Following the latest series of mass shootings in the US, the Secret Service on Wednesday released a 60-page report detailing trends in mass attacks in public spaces to share patterns with community leaders that could help prevent the next tragedy.
Among the findings: Although a personal grievance of some kind was the most common motive, a quarter of attackers studied between 2016 and 2020 were motivated by conspiracy theories or hateful ideologies.
The agency, known for protecting presidents, has established a National Threat Assessment Center to monitor trends in violence that could threaten the people it protects, as well as the public.
The report details 173 attacks that injured three or more people in public spaces, including churches and schools, between 2016 and 2020. Lina Alathari, head of the Secret Service’s National Center for Threat Assessment, said the trends could help leaders community members to know what red flags to look for before someone carries out the next massive attack.
The hateful ideologies that motivated the attackers included anti-government, anti-Semitic, or misogynistic views.
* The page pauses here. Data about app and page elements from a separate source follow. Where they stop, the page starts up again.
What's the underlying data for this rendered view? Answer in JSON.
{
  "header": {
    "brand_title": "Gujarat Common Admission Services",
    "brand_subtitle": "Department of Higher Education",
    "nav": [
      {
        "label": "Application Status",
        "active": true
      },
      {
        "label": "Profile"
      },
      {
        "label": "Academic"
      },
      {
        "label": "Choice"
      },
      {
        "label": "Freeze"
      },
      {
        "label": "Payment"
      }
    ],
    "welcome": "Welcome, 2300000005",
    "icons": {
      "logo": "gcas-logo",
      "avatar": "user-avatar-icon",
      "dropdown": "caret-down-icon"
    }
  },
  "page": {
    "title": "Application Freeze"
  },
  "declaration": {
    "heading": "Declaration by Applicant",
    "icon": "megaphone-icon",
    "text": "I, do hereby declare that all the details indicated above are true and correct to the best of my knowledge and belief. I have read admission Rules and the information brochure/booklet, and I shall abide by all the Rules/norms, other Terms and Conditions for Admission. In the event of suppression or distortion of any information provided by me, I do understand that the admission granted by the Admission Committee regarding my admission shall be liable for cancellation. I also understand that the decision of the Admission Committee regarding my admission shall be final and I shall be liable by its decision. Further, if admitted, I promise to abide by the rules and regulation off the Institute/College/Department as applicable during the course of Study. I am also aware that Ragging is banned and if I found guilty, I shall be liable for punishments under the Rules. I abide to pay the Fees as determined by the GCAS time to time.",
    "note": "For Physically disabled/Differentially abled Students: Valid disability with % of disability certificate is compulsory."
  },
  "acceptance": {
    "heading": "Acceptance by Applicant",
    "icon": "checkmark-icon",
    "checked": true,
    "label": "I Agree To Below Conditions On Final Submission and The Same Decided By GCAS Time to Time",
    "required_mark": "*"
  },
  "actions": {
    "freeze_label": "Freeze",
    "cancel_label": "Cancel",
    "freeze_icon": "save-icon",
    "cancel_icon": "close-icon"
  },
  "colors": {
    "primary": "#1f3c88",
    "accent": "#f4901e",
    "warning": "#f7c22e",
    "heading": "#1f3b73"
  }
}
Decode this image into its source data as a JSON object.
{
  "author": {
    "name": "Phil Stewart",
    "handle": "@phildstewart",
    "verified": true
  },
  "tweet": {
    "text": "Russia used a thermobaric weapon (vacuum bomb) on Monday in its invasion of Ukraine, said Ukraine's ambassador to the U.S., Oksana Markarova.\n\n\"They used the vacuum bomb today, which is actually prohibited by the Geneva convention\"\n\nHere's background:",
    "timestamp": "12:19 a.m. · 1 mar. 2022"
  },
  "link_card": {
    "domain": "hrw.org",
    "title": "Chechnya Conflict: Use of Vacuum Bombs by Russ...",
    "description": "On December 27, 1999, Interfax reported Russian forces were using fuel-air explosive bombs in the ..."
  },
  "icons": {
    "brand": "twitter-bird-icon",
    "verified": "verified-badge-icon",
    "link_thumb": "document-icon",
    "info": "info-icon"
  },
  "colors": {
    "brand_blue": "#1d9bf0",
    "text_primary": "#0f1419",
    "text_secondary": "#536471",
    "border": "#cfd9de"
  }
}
The authors also found that nearly a third of all attackers had evidence of planning their attacks.
The typical attacker was a 34-year-old man motivated by personal grievances, rather than ideology, the report says.
Alathari said the complaints could be «perceived wrongs, most often related to personal problems, perhaps health or financial issues, workplace problems, as well as problems with family and romantic partners.»
«We really have to look at how we can resolve these interpersonal complaints … to make sure they don’t escalate,» Alathari told NBC News.
More than three-quarters of all attacks involved firearms, and more than 80% of attacks that used weapons resulted in at least one death, the report found. Most of the attackers used pistols, but a third used «long weapons,» a category that includes automatic and semi-automatic weapons. Attackers using weapons other than handguns fatally injured victims in less than 50% of attacks.
In more than a quarter of all mass shootings, the attackers illegally possessed firearms.
Asked if the trends necessitated gun reform, Alathari said: «Our research informs policy, and we really hope communities take preventative steps to make sure they are mitigating any potential risk of a tragedy like this happening again. to occure».